In 2014 the Ice Bucket Challenge raised millions of dollars for ALS research. The chubby Bunny Challenge was very funny and gave us a good laugh, while the InMyFeelings dance challenge kept us entertained. On the other hand, the Benadryl challenge was about people taking a big dosage of meds in order to hallucinate, and the Coronavirus challenge encouraged people to lick surfaces in public. And then we have the Blackout challenge which leads to even death.
As a matter of fact, a 12-year-old boy in Colorado died this month after taking part in a challenge in TikTok, in which people choke themselves until they become unconscious. The name of the boy is Joshua Haileyesus and he was described as “intelligent, funny, caring and gifted” on the GoFundMe page that was set up for his family. The same challenge killed a 10-year-old girl in Italy this year.
As it has been reported, social media challenges are especially attractive to younger audiences, since they are the ones looking for peers to mimic in order to feel cooler, funnier, and even accepted by their cycles. Also, they haven’t developed their risk sensors just yet, compared to adults, therefore they do not realize the dangers hidden behind a challenge that is portrayed to be for fun.
As Mitchell Prinstein, chief science officer at the American Psychological Association and author of “Popular: Finding Happiness and Success in a World That Cares Too Much About the Wrong Kinds of Relationships” says “Kids are biologically built to become much more susceptible to peers in adolescence, and social media has magnified those peer influence processes to be much, much more dangerous than they were before.”
A study has shown that it is more likely for kids to want to mimic peers in accounts that gather the most likes, instead of the ones with few likes, even though the latter might be better for them. They might even engage in smoking and drinking just because people that they admire do so.

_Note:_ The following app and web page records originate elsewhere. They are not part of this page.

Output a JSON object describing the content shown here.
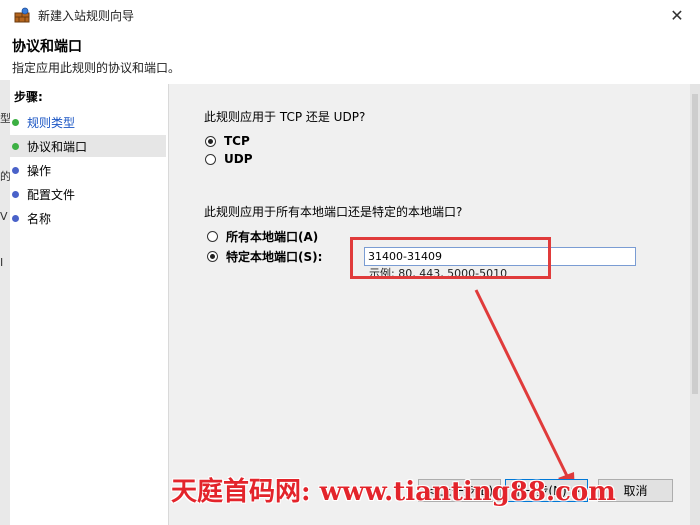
{
  "window": {
    "title": "新建入站规则向导"
  },
  "header": {
    "title": "协议和端口",
    "subtitle": "指定应用此规则的协议和端口。"
  },
  "left_edge_fragments": [
    "型",
    "的",
    "V",
    "I"
  ],
  "steps": {
    "label": "步骤:",
    "items": [
      {
        "label": "规则类型",
        "color": "#3cb043",
        "link": true,
        "active": false
      },
      {
        "label": "协议和端口",
        "color": "#3cb043",
        "link": false,
        "active": true
      },
      {
        "label": "操作",
        "color": "#4a62c9",
        "link": false,
        "active": false
      },
      {
        "label": "配置文件",
        "color": "#4a62c9",
        "link": false,
        "active": false
      },
      {
        "label": "名称",
        "color": "#4a62c9",
        "link": false,
        "active": false
      }
    ]
  },
  "protocol": {
    "question": "此规则应用于 TCP 还是 UDP?",
    "options": [
      {
        "label": "TCP",
        "checked": true
      },
      {
        "label": "UDP",
        "checked": false
      }
    ]
  },
  "ports": {
    "question": "此规则应用于所有本地端口还是特定的本地端口?",
    "options": [
      {
        "label": "所有本地端口(A)",
        "checked": false
      },
      {
        "label": "特定本地端口(S):",
        "checked": true
      }
    ],
    "value": "31400-31409",
    "example": "示例: 80, 443, 5000-5010"
  },
  "buttons": {
    "back": "< 上一步(B)",
    "next": "下一步(N) >",
    "cancel": "取消"
  },
  "watermark": "天庭首码网: www.tianting88.com",
  "colors": {
    "annotation": "#e03b3b",
    "link": "#1a55c4"
  }
}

So, the conversation shifts to parents. Being open to constant conversation with their children can be used to avoid dangerous and harmful situations. Also, we should always bear in mind that children, having grown up surrounded by technology and social media, might appear to have more knowledge than adults in such matters. So all we need to do is to create a safe environment of trust, in which children can confide what they find online; troubling or not.
Words by Vasiliki Roussou